TASK DIRECTIONS:
Look through the data that follows and copy each line with the string "value".

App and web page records
/---

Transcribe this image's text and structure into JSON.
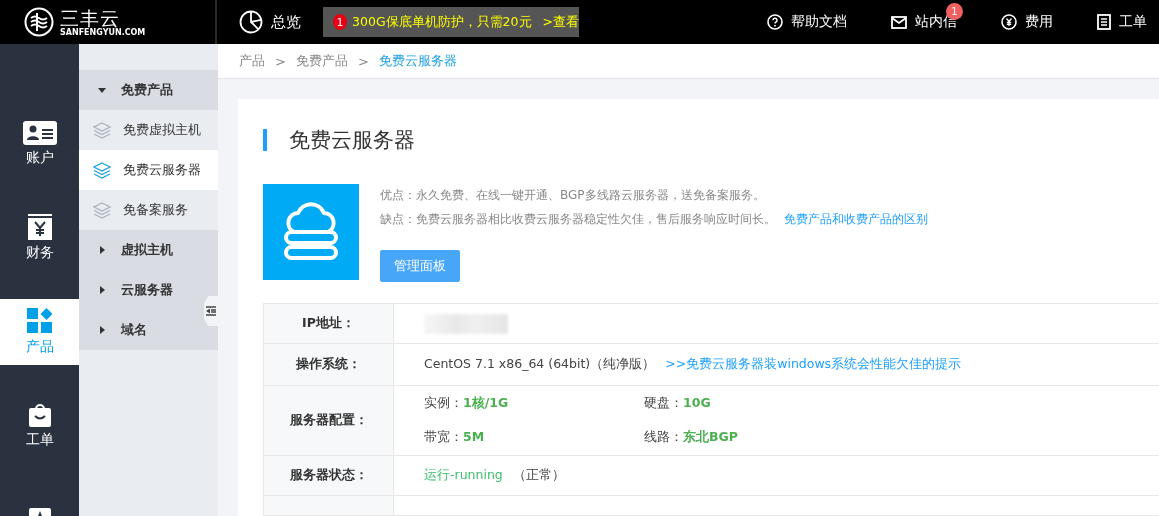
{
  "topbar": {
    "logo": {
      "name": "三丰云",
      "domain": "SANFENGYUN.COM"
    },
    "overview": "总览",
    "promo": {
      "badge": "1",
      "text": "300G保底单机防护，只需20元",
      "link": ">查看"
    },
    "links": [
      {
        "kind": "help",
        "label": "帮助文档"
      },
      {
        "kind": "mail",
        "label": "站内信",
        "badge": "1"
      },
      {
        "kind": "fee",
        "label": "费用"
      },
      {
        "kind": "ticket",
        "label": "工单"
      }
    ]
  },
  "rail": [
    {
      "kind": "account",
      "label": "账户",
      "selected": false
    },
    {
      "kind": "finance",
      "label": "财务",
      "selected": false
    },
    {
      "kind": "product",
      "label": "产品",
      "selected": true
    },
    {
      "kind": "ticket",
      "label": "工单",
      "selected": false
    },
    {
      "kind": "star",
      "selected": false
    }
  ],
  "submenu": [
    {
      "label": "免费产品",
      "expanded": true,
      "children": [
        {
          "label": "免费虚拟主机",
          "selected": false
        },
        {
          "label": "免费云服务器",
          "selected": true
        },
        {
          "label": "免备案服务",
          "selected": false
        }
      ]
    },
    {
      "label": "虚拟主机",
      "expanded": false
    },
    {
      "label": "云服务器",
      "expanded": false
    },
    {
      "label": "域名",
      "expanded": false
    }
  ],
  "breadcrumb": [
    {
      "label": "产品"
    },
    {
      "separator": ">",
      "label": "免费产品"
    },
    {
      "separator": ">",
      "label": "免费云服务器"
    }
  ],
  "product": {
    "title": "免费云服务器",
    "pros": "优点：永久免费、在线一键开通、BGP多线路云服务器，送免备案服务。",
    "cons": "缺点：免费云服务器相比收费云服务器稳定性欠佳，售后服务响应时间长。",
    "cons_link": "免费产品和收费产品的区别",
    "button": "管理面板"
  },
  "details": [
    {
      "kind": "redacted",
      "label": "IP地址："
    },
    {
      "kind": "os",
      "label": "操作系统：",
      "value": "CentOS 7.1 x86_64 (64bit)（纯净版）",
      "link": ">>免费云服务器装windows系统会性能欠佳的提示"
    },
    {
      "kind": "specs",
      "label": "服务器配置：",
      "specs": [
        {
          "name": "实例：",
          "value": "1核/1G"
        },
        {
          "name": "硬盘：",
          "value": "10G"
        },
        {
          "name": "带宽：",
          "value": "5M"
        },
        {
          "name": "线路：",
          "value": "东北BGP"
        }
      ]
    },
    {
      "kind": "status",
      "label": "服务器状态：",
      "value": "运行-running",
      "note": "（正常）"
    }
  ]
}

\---

TASK SOLUTION:
      "value": "CentOS 7.1 x86_64 (64bit)（纯净版）",
          "value": "1核/1G"
          "value": "10G"
          "value": "5M"
          "value": "东北BGP"
      "value": "运行-running",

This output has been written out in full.